Work to complete:
Write the records out again, keeping each line exactly as it is.
──────── Exercise data
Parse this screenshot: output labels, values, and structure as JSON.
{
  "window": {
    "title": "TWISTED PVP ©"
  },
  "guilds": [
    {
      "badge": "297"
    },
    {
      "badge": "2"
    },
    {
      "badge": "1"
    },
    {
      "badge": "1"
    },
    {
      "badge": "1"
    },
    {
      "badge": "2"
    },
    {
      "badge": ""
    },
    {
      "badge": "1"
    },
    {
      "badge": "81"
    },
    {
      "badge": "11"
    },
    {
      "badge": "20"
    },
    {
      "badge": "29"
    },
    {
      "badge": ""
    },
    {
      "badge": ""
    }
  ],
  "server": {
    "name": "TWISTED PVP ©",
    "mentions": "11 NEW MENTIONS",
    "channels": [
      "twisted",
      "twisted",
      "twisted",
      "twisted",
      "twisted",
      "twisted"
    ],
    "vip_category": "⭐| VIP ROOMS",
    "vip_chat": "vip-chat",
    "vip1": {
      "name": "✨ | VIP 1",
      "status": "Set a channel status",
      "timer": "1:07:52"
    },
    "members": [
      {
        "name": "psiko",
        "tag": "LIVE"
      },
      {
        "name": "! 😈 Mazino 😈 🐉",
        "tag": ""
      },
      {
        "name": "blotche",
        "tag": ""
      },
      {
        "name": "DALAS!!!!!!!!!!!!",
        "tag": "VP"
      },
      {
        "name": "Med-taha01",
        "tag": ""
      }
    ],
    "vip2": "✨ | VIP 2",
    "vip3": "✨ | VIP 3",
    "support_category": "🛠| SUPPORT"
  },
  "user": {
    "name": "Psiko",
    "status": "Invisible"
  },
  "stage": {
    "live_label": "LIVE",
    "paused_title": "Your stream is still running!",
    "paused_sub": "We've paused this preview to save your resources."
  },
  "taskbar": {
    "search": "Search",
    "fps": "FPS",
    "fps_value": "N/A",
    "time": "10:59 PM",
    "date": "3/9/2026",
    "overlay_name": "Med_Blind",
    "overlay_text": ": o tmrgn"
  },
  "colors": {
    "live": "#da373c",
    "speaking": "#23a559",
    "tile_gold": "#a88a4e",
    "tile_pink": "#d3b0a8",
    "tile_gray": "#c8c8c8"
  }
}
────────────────
Answer below:
Parse this screenshot: output labels, values, and structure as JSON.
{
  "window": {
    "title": "TWISTED PVP ©"
  },
  "guilds": [
    {
      "badge": "297"
    },
    {
      "badge": "2"
    },
    {
      "badge": "1"
    },
    {
      "badge": "1"
    },
    {
      "badge": "1"
    },
    {
      "badge": "2"
    },
    {
      "badge": ""
    },
    {
      "badge": "1"
    },
    {
      "badge": "81"
    },
    {
      "badge": "11"
    },
    {
      "badge": "20"
    },
    {
      "badge": "29"
    },
    {
      "badge": ""
    },
    {
      "badge": ""
    }
  ],
  "server": {
    "name": "TWISTED PVP ©",
    "mentions": "11 NEW MENTIONS",
    "channels": [
      "twisted",
      "twisted",
      "twisted",
      "twisted",
      "twisted",
      "twisted"
    ],
    "vip_category": "⭐| VIP ROOMS",
    "vip_chat": "vip-chat",
    "vip1": {
      "name": "✨ | VIP 1",
      "status": "Set a channel status",
      "timer": "1:07:52"
    },
    "members": [
      {
        "name": "psiko",
        "tag": "LIVE"
      },
      {
        "name": "! 😈 Mazino 😈 🐉",
        "tag": ""
      },
      {
        "name": "blotche",
        "tag": ""
      },
      {
        "name": "DALAS!!!!!!!!!!!!",
        "tag": "VP"
      },
      {
        "name": "Med-taha01",
        "tag": ""
      }
    ],
    "vip2": "✨ | VIP 2",
    "vip3": "✨ | VIP 3",
    "support_category": "🛠| SUPPORT"
  },
  "user": {
    "name": "Psiko",
    "status": "Invisible"
  },
  "stage": {
    "live_label": "LIVE",
    "paused_title": "Your stream is still running!",
    "paused_sub": "We've paused this preview to save your resources."
  },
  "taskbar": {
    "search": "Search",
    "fps": "FPS",
    "fps_value": "N/A",
    "time": "10:59 PM",
    "date": "3/9/2026",
    "overlay_name": "Med_Blind",
    "overlay_text": ": o tmrgn"
  },
  "colors": {
    "live": "#da373c",
    "speaking": "#23a559",
    "tile_gold": "#a88a4e",
    "tile_pink": "#d3b0a8",
    "tile_gray": "#c8c8c8"
  }
}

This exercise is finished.